The Guide to the St. Leger Meeting
Doncaster Racecourse hosts a number of prominent contests each year but their annual showpiece is the high-profile St. Leger Meeting in September where punters enjoy an exciting four days of flat racing action.
Generally held around the second week of September, the festival traditionally begins on Wednesday and ends on Saturday.
The festival is considered to be the premier social event in the area each year and it also draws a who's-who of the flat racing world with its feature race serving as the third leg of the British Triple Crown.
Staying Contests Abound
The racing at Doncaster tends to be oriented around staying contests and the St. Leger Meeting is no exception.
Betting during the St. Leger Meeting generally involves handicapping for distance and this can make things a bit more straightforward if you are planning to orient your bets primarily around the feature contests.
Even a number of the races on the undercards tend to be longer-distance races and basing your wagers around proven form at the distance and younger contenders with prominent stayin pedigrees can pay dividends.
The Doncaster surface itself is based around the left-handed Round Course and it has been renovated recently with a new mile course constructed to come into the Round Course at a tangent. There is also a straight course that handles races anywhere from 5f to 1m.
A 1m shoot is also available for one-turn contests. The St. Leger Course is part of the Round Course and measures a full 1m6f132y. The lowest point of the racecourse is the sharp left-hand turn that runs at nearly 90 degrees and having to uphill around that quirky next turn can be a make-or-break for many contenders, particularly in the longer races.
The better races are back-ended over the four-day festival with Friday and Saturday playing host to the higher-profile contests. The reorganization of the British flat racing season has resulted in some of the contests moving days within the festival. There are several notable contests unfolding here each year.
Four Days of Racing Action
The Group 2 Doncaster Cup is a proper staying contest going 2m2f and it is one of the major races of the meeting.
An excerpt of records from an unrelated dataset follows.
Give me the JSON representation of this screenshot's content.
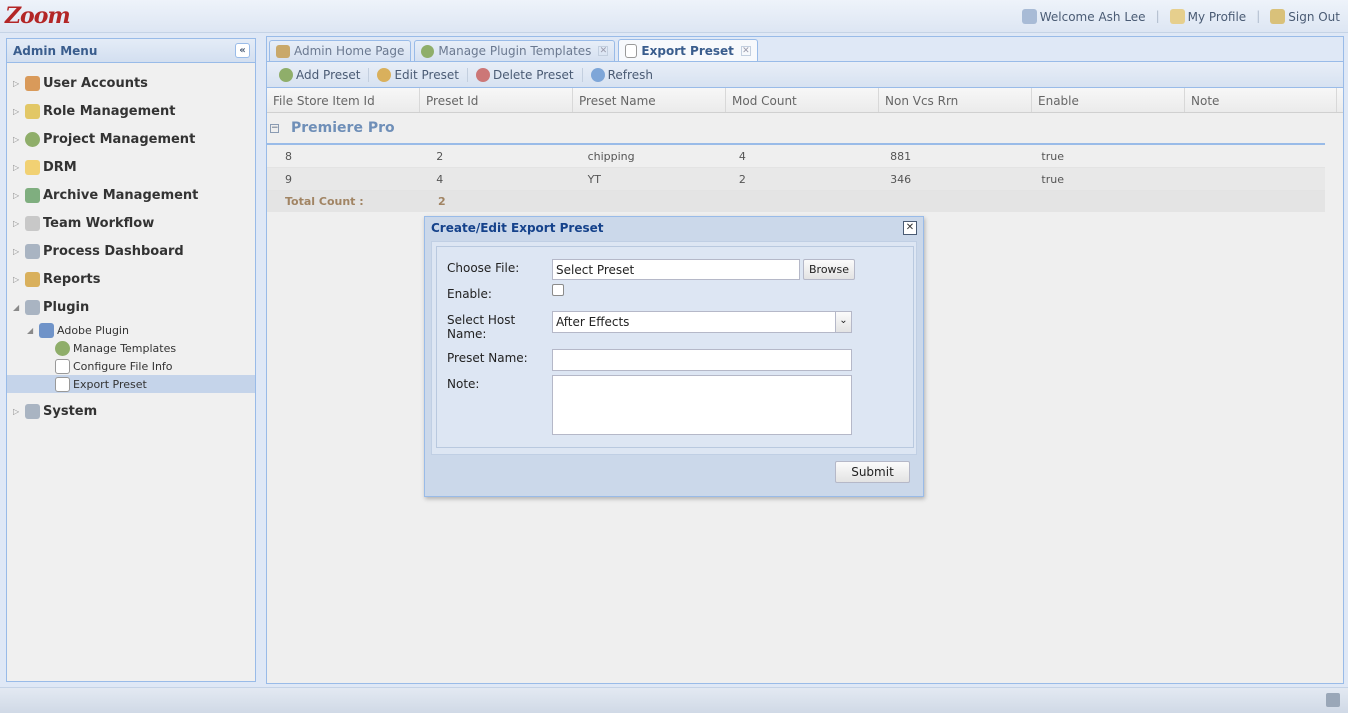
{
  "app": {
    "logo": "Zoom",
    "user_links": [
      {
        "label": "Welcome Ash Lee",
        "icon": "user-icon"
      },
      {
        "label": "My Profile",
        "icon": "profile-icon"
      },
      {
        "label": "Sign Out",
        "icon": "lock-icon"
      }
    ]
  },
  "sidebar": {
    "title": "Admin Menu",
    "items": [
      {
        "label": "User Accounts",
        "icon": "user-icon",
        "arrow": "▷"
      },
      {
        "label": "Role Management",
        "icon": "shield-icon",
        "arrow": "▷"
      },
      {
        "label": "Project Management",
        "icon": "pie-chart-icon",
        "arrow": "▷"
      },
      {
        "label": "DRM",
        "icon": "folder-icon",
        "arrow": "▷"
      },
      {
        "label": "Archive Management",
        "icon": "archive-icon",
        "arrow": "▷"
      },
      {
        "label": "Team Workflow",
        "icon": "box-icon",
        "arrow": "▷"
      },
      {
        "label": "Process Dashboard",
        "icon": "monitor-icon",
        "arrow": "▷"
      },
      {
        "label": "Reports",
        "icon": "report-icon",
        "arrow": "▷"
      },
      {
        "label": "Plugin",
        "icon": "monitor-icon",
        "arrow": "◢"
      },
      {
        "label": "Adobe Plugin",
        "icon": "desktop-icon",
        "arrow": "◢"
      },
      {
        "label": "Manage Templates",
        "icon": "pie-chart-icon"
      },
      {
        "label": "Configure File Info",
        "icon": "document-icon"
      },
      {
        "label": "Export Preset",
        "icon": "document-icon"
      },
      {
        "label": "System",
        "icon": "monitor-icon",
        "arrow": "▷"
      }
    ]
  },
  "tabs": [
    {
      "label": "Admin Home Page",
      "icon": "home-icon"
    },
    {
      "label": "Manage Plugin Templates",
      "icon": "pie-chart-icon"
    },
    {
      "label": "Export Preset",
      "icon": "document-icon"
    }
  ],
  "toolbar": {
    "add": "Add Preset",
    "edit": "Edit Preset",
    "delete": "Delete Preset",
    "refresh": "Refresh"
  },
  "grid": {
    "columns": [
      "File Store Item Id",
      "Preset Id",
      "Preset Name",
      "Mod Count",
      "Non Vcs Rrn",
      "Enable",
      "Note"
    ],
    "group": "Premiere Pro",
    "group_toggle": "−",
    "rows": [
      [
        "8",
        "2",
        "chipping",
        "4",
        "881",
        "true",
        ""
      ],
      [
        "9",
        "4",
        "YT",
        "2",
        "346",
        "true",
        ""
      ]
    ],
    "total_label": "Total Count :",
    "total_value": "2"
  },
  "dialog": {
    "title": "Create/Edit Export Preset",
    "close": "✕",
    "choose_file_label": "Choose File:",
    "choose_file_value": "Select Preset",
    "browse_label": "Browse",
    "enable_label": "Enable:",
    "host_label_line1": "Select Host",
    "host_label_line2": "Name:",
    "host_value": "After Effects",
    "host_arrow": "⌄",
    "preset_name_label": "Preset Name:",
    "preset_name_value": "",
    "note_label": "Note:",
    "note_value": "",
    "submit_label": "Submit"
  },
  "colors": {
    "accent": "#99bbe8",
    "header_text": "#15428b",
    "logo": "#b32626"
  }
}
It is open to three-year-olds and up while representing the final leg of the Stayer's Triple Crown.
It was originally run at 4m in its first iteration all the way back in 1776. There is a 1st handicap for four-year-olds and up while a 5lb penalty exists for Group 1 winners.
The Portland Handicap is ungraded but is considered to be one of the features of the meet. It is easily one of the shortest races coming in at a 5f140y distance. It is contested as a handicap for contenders aged three and up.
Along with the Group 2 Flying Childers Stakes, it represents one of the better short-distance races at the meeting. The Flying Childers is, however, restricted to two-year-olds. Notably, Zebedee scored a win here in 2010 and was retired to stud at two because of it.
The Park Stakes is a Group 2 encounter for three-year-olds and up where four-year-olds only face a 4lb weight penalty. The race was run at a 1m distance until 1996 when it went to 7f. Don't confuse this race with the Group 2 Park Hill Stakes which is a turf contest for fillies and mares going 1m6f132y in a handicap contest. This is a supremely old race, like many at this festival, and was originally run back in 1839.
The St. Leger is run on the final day of the festival and is the key race that the meeting is oriented around. It generally doesn't feature prominent contenders from earlier in the Classics season because it is run at more of a specialist distance.
There is a big difference between winning at 1m and winning at 1m6f and it usually takes a different exercise regiment and pedigree to be able to excel going long. The race is restricted to three-year-olds with fillies given a 3lb allowance.
The specialist distance of the St. Leger has resulted in a number of other nations hosting their own version of this race with Italian, German and Irish St. Legers being run annually. Top finishers enjoy their share of a purse worth in excess of £500,000.
Godolphin and Sheikh Mohammed have put their mark on the race over the past few years with Frankie Dettori winning the race five times between 1995-2008.